Routing queries There are different kinds of queries that are covered in this article. The most common type is the point-to-point query. In this case, the query will be sent to all applications that can handle it, and the first response will be sent back. More advanced queries will use more complicated routing to get the results.
Routing events Events are typically published via an aggregate. For the command to be handled successfully, this must be successful. Once an event is published, all the event subscribers can receive it.
Subscribers are responsible for keeping track of the location in the event stream that was handled successfully. Using Axon Framework, this can be done in a relational database or via the Mongo extension in MongoDB. The abstraction used for this is a Token Store. As events are typically used to build a projection, both the projection and the tokens can thus be stored in the same database. This makes it more probable to have consistent projections.
When scaling out, you’d like to have a group of applications handle all the messages instead of having each application needing to handle all the messages. Axon Server and Kafka handle this differently.
Scalability with Kafka
The basic unit of data in Kafka is the partition. If a broker is struggling, moving partitions to another broker is possible. A cluster of brokers can be pretty large.
When scaling applications, the initial number of partitions for a topic might become a problem. Some consumers don't get any data when you have more consumers than partitions. While you can add partitions, this can lead to errors.
Scalability with Axon Server
Right now, Axon Server doesn’t offer partitioning. No partitioning means that one of the server instances is the leader for a specific context. This can provide enough performance, but partitioning might become an option if needed.
For event processing, the event stream can be split into different segments. When starting the stream for the first time, the number of segments can be configured. It’s also possible to split or merge segments later on.
Contrary to Kafka, how the events are split between segments can differ for different processors. The downside of this approach is that when a processing group is split across instances, each instance gets all the messages. Axon Server offers an optimization when a processor doesn’t process certain types of events. If the client signals a kind of event is not used, those will be skipped server side. The big advantage is that we can split messages differently if needed.
Now that we know more about both solutions let's go back to how dumb we would like our pipes to be. In a lot of cases, a dumb pipe is fine. For example, when we simply want centralized application logging. For more advanced use cases, we wish a smarter pipe. For example, when we have message types that require different routing.

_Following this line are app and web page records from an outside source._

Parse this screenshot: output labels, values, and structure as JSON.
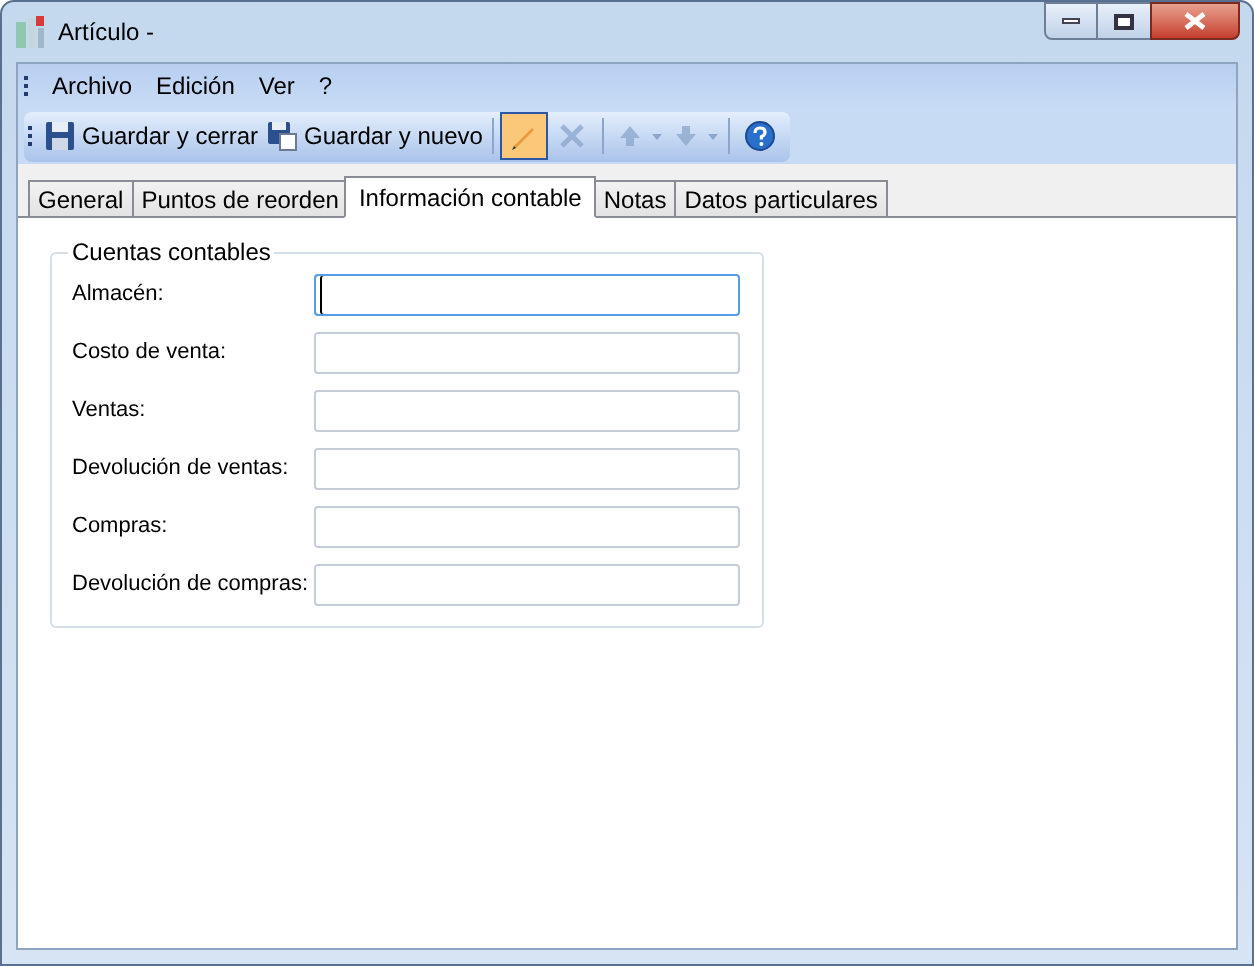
{
  "window": {
    "title": "Artículo -"
  },
  "menu": [
    "Archivo",
    "Edición",
    "Ver",
    "?"
  ],
  "toolbar": [
    {
      "kind": "text",
      "label": "Guardar y cerrar"
    },
    {
      "kind": "text",
      "label": "Guardar y nuevo"
    },
    {
      "kind": "separator"
    },
    {
      "kind": "toggle",
      "checked": true,
      "disabled": false
    },
    {
      "kind": "toggle",
      "checked": false,
      "disabled": true
    },
    {
      "kind": "separator"
    },
    {
      "kind": "dropdown",
      "disabled": true
    },
    {
      "kind": "dropdown",
      "disabled": true
    },
    {
      "kind": "separator"
    },
    {
      "kind": "plain"
    }
  ],
  "tabs": [
    {
      "label": "General",
      "selected": false
    },
    {
      "label": "Puntos de reorden",
      "selected": false
    },
    {
      "label": "Información contable",
      "selected": true
    },
    {
      "label": "Notas",
      "selected": false
    },
    {
      "label": "Datos particulares",
      "selected": false
    }
  ],
  "group": {
    "title": "Cuentas contables",
    "fields": [
      {
        "label": "Almacén:",
        "focused": true
      },
      {
        "label": "Costo de venta:",
        "focused": false
      },
      {
        "label": "Ventas:",
        "focused": false
      },
      {
        "label": "Devolución de ventas:",
        "focused": false
      },
      {
        "label": "Compras:",
        "focused": false
      },
      {
        "label": "Devolución de compras:",
        "focused": false
      }
    ]
  }
}
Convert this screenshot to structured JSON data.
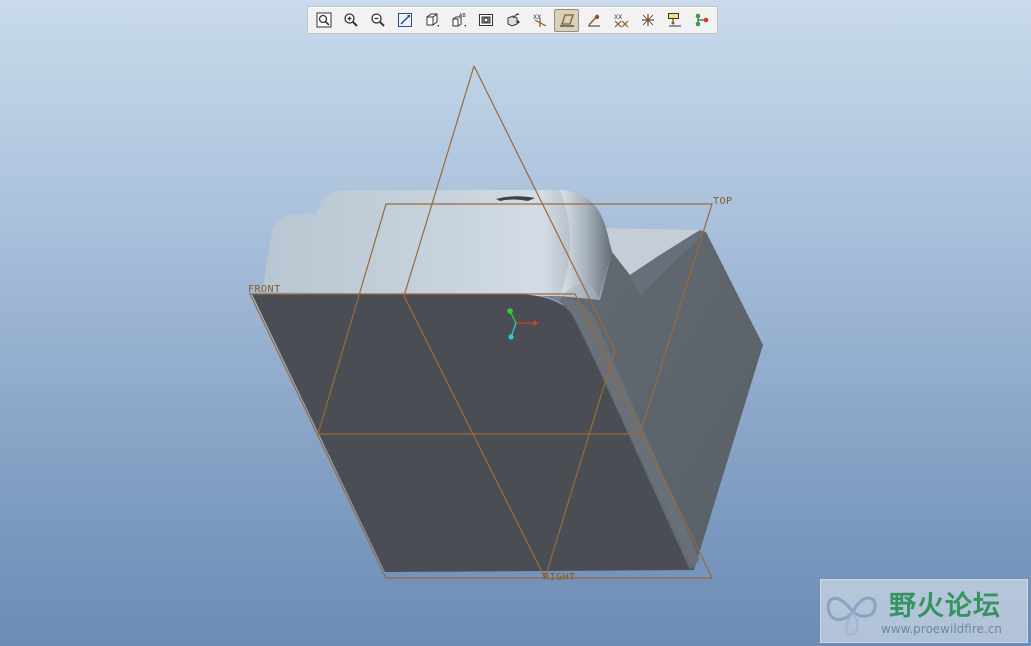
{
  "toolbar": {
    "buttons": [
      {
        "icon": "refit-icon"
      },
      {
        "icon": "zoom-in-icon"
      },
      {
        "icon": "zoom-out-icon"
      },
      {
        "icon": "repaint-icon"
      },
      {
        "icon": "orient-icon"
      },
      {
        "icon": "saved-views-icon"
      },
      {
        "icon": "layers-icon"
      },
      {
        "icon": "model-display-icon"
      },
      {
        "icon": "datum-axis-display-icon"
      },
      {
        "icon": "datum-plane-display-icon",
        "active": true
      },
      {
        "icon": "spin-center-icon"
      },
      {
        "icon": "datum-point-display-icon"
      },
      {
        "icon": "coordinate-system-display-icon"
      },
      {
        "icon": "annotation-display-icon"
      },
      {
        "icon": "network-icon"
      }
    ]
  },
  "datums": {
    "front": "FRONT",
    "top": "TOP",
    "right": "RIGHT"
  },
  "colors": {
    "datum": "#9a6a38",
    "front_face": "#4b4e55",
    "side_face": "#5c636b",
    "top_face": "#c0ccd6",
    "csys_x": "#e03a2a",
    "csys_y": "#2fcf3a",
    "csys_z": "#2ac8d8"
  },
  "watermark": {
    "title": "野火论坛",
    "url": "www.proewildfire.cn"
  }
}
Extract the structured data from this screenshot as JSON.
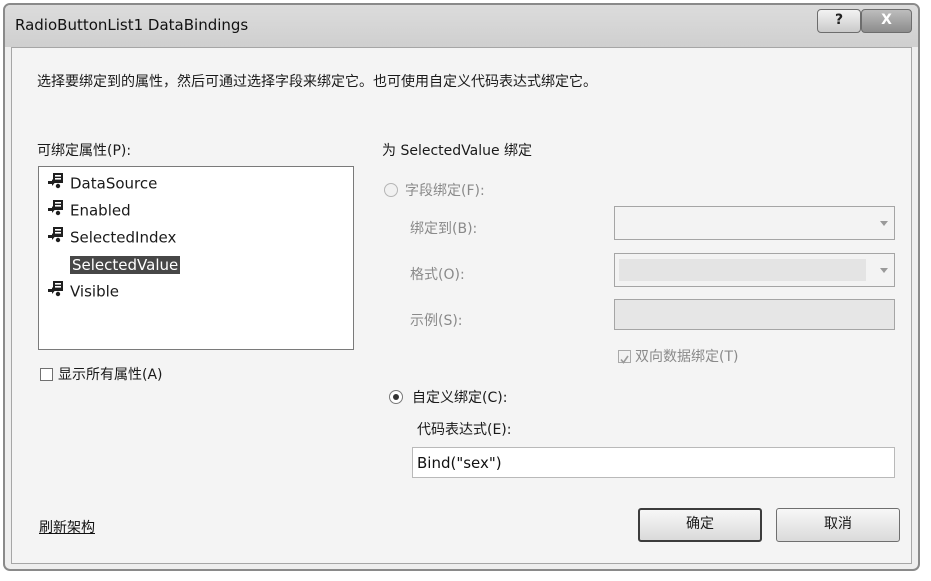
{
  "window": {
    "title": "RadioButtonList1 DataBindings",
    "help_label": "?",
    "close_label": "X"
  },
  "instruction": "选择要绑定到的属性，然后可通过选择字段来绑定它。也可使用自定义代码表达式绑定它。",
  "bindable": {
    "label": "可绑定属性(P):",
    "items": [
      {
        "label": "DataSource",
        "icon": "bindable-property-icon",
        "selected": false
      },
      {
        "label": "Enabled",
        "icon": "bindable-property-icon",
        "selected": false
      },
      {
        "label": "SelectedIndex",
        "icon": "bindable-property-icon",
        "selected": false
      },
      {
        "label": "SelectedValue",
        "icon": "",
        "selected": true
      },
      {
        "label": "Visible",
        "icon": "bindable-property-icon",
        "selected": false
      }
    ],
    "show_all_label": "显示所有属性(A)",
    "show_all_checked": false
  },
  "binding": {
    "header": "为 SelectedValue 绑定",
    "field_binding": {
      "label": "字段绑定(F):",
      "checked": false,
      "enabled": false,
      "bind_to_label": "绑定到(B):",
      "bind_to_value": "",
      "format_label": "格式(O):",
      "format_value": "",
      "sample_label": "示例(S):",
      "sample_value": "",
      "two_way_label": "双向数据绑定(T)",
      "two_way_checked": true
    },
    "custom_binding": {
      "label": "自定义绑定(C):",
      "checked": true,
      "code_label": "代码表达式(E):",
      "code_value": "Bind(\"sex\")"
    }
  },
  "footer": {
    "refresh_link": "刷新架构",
    "ok_label": "确定",
    "cancel_label": "取消"
  }
}
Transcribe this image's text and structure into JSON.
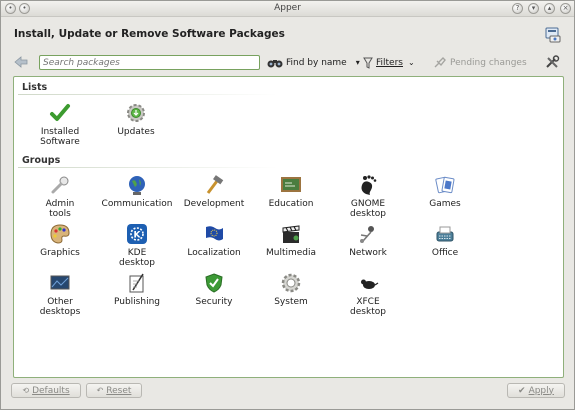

I’ve done some experiments trying to do smart things with Kafka. For example, have something in front to handle concurrent writes or have something like the Command Bus or the Query Bus. Because of the limitations in the Kafka protocol, they are not without tradeoffs. When using Axon Framework is an option, having slightly smarter pipes via Axon Server makes it much easier. On the other hand, if you aren't building an event sourcing or CQRS architecture, a dumber pipe might suffice.
You don’t necessarily have to choose, as with the Kafka Extension, combining both is easy. As always, what's best primarily depends on the use case. If you have questions about routing messages with Axon Server or Axon Framework, feel free to ask on our Discuss platform.
Gerard Klijs is a developer at AxonIQ. In previous projects, he has worked a lot with Apache Kafka. He works both on the Axon Framework itself, and some of the extensions, like the Kafka and Mongo extension. I like to dabble in less proven technology and languages like Clojure, Rust, WebAssembly, GraphQL and gRPC.